---- Raw data

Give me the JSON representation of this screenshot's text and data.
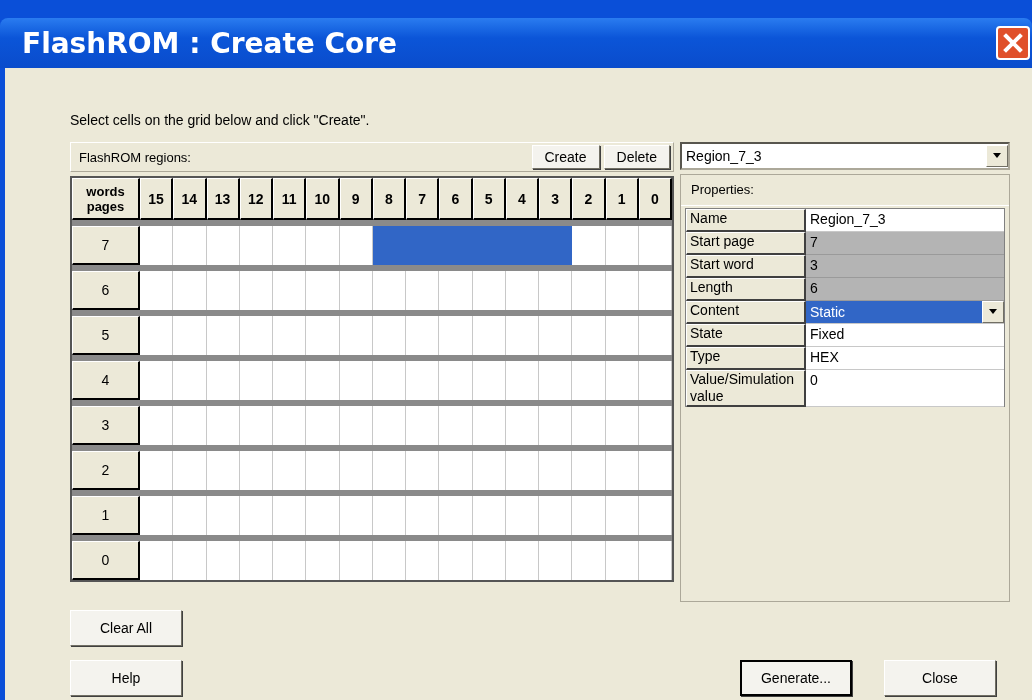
{
  "window": {
    "title": "FlashROM : Create Core"
  },
  "instruction": "Select cells on the grid below and click \"Create\".",
  "regions_bar": {
    "label": "FlashROM regions:",
    "buttons": [
      "Create",
      "Delete"
    ]
  },
  "region_select": {
    "value": "Region_7_3"
  },
  "grid": {
    "corner_top": "words",
    "corner_bottom": "pages",
    "columns": [
      "15",
      "14",
      "13",
      "12",
      "11",
      "10",
      "9",
      "8",
      "7",
      "6",
      "5",
      "4",
      "3",
      "2",
      "1",
      "0"
    ],
    "rows": [
      {
        "label": "7",
        "cells": [
          {
            "selected": false
          },
          {
            "selected": false
          },
          {
            "selected": false
          },
          {
            "selected": false
          },
          {
            "selected": false
          },
          {
            "selected": false
          },
          {
            "selected": false
          },
          {
            "selected": true
          },
          {
            "selected": true
          },
          {
            "selected": true
          },
          {
            "selected": true
          },
          {
            "selected": true
          },
          {
            "selected": true
          },
          {
            "selected": false
          },
          {
            "selected": false
          },
          {
            "selected": false
          }
        ]
      },
      {
        "label": "6",
        "cells": [
          {
            "selected": false
          },
          {
            "selected": false
          },
          {
            "selected": false
          },
          {
            "selected": false
          },
          {
            "selected": false
          },
          {
            "selected": false
          },
          {
            "selected": false
          },
          {
            "selected": false
          },
          {
            "selected": false
          },
          {
            "selected": false
          },
          {
            "selected": false
          },
          {
            "selected": false
          },
          {
            "selected": false
          },
          {
            "selected": false
          },
          {
            "selected": false
          },
          {
            "selected": false
          }
        ]
      },
      {
        "label": "5",
        "cells": [
          {
            "selected": false
          },
          {
            "selected": false
          },
          {
            "selected": false
          },
          {
            "selected": false
          },
          {
            "selected": false
          },
          {
            "selected": false
          },
          {
            "selected": false
          },
          {
            "selected": false
          },
          {
            "selected": false
          },
          {
            "selected": false
          },
          {
            "selected": false
          },
          {
            "selected": false
          },
          {
            "selected": false
          },
          {
            "selected": false
          },
          {
            "selected": false
          },
          {
            "selected": false
          }
        ]
      },
      {
        "label": "4",
        "cells": [
          {
            "selected": false
          },
          {
            "selected": false
          },
          {
            "selected": false
          },
          {
            "selected": false
          },
          {
            "selected": false
          },
          {
            "selected": false
          },
          {
            "selected": false
          },
          {
            "selected": false
          },
          {
            "selected": false
          },
          {
            "selected": false
          },
          {
            "selected": false
          },
          {
            "selected": false
          },
          {
            "selected": false
          },
          {
            "selected": false
          },
          {
            "selected": false
          },
          {
            "selected": false
          }
        ]
      },
      {
        "label": "3",
        "cells": [
          {
            "selected": false
          },
          {
            "selected": false
          },
          {
            "selected": false
          },
          {
            "selected": false
          },
          {
            "selected": false
          },
          {
            "selected": false
          },
          {
            "selected": false
          },
          {
            "selected": false
          },
          {
            "selected": false
          },
          {
            "selected": false
          },
          {
            "selected": false
          },
          {
            "selected": false
          },
          {
            "selected": false
          },
          {
            "selected": false
          },
          {
            "selected": false
          },
          {
            "selected": false
          }
        ]
      },
      {
        "label": "2",
        "cells": [
          {
            "selected": false
          },
          {
            "selected": false
          },
          {
            "selected": false
          },
          {
            "selected": false
          },
          {
            "selected": false
          },
          {
            "selected": false
          },
          {
            "selected": false
          },
          {
            "selected": false
          },
          {
            "selected": false
          },
          {
            "selected": false
          },
          {
            "selected": false
          },
          {
            "selected": false
          },
          {
            "selected": false
          },
          {
            "selected": false
          },
          {
            "selected": false
          },
          {
            "selected": false
          }
        ]
      },
      {
        "label": "1",
        "cells": [
          {
            "selected": false
          },
          {
            "selected": false
          },
          {
            "selected": false
          },
          {
            "selected": false
          },
          {
            "selected": false
          },
          {
            "selected": false
          },
          {
            "selected": false
          },
          {
            "selected": false
          },
          {
            "selected": false
          },
          {
            "selected": false
          },
          {
            "selected": false
          },
          {
            "selected": false
          },
          {
            "selected": false
          },
          {
            "selected": false
          },
          {
            "selected": false
          },
          {
            "selected": false
          }
        ]
      },
      {
        "label": "0",
        "cells": [
          {
            "selected": false
          },
          {
            "selected": false
          },
          {
            "selected": false
          },
          {
            "selected": false
          },
          {
            "selected": false
          },
          {
            "selected": false
          },
          {
            "selected": false
          },
          {
            "selected": false
          },
          {
            "selected": false
          },
          {
            "selected": false
          },
          {
            "selected": false
          },
          {
            "selected": false
          },
          {
            "selected": false
          },
          {
            "selected": false
          },
          {
            "selected": false
          },
          {
            "selected": false
          }
        ]
      }
    ]
  },
  "properties": {
    "title": "Properties:",
    "rows": [
      {
        "name": "Name",
        "value": "Region_7_3",
        "kind": "text"
      },
      {
        "name": "Start page",
        "value": "7",
        "kind": "readonly"
      },
      {
        "name": "Start word",
        "value": "3",
        "kind": "readonly"
      },
      {
        "name": "Length",
        "value": "6",
        "kind": "readonly"
      },
      {
        "name": "Content",
        "value": "Static",
        "kind": "dropdown"
      },
      {
        "name": "State",
        "value": "Fixed",
        "kind": "text"
      },
      {
        "name": "Type",
        "value": "HEX",
        "kind": "text"
      },
      {
        "name": "Value/Simulation value",
        "value": "0",
        "kind": "text"
      }
    ]
  },
  "buttons": {
    "clear": "Clear All",
    "help": "Help",
    "generate": "Generate...",
    "close": "Close"
  }
}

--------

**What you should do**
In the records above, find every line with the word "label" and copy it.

**Exercise response**
    "label": "FlashROM regions:",
        "label": "7",
        "label": "6",
        "label": "5",
        "label": "4",
        "label": "3",
        "label": "2",
        "label": "1",
        "label": "0",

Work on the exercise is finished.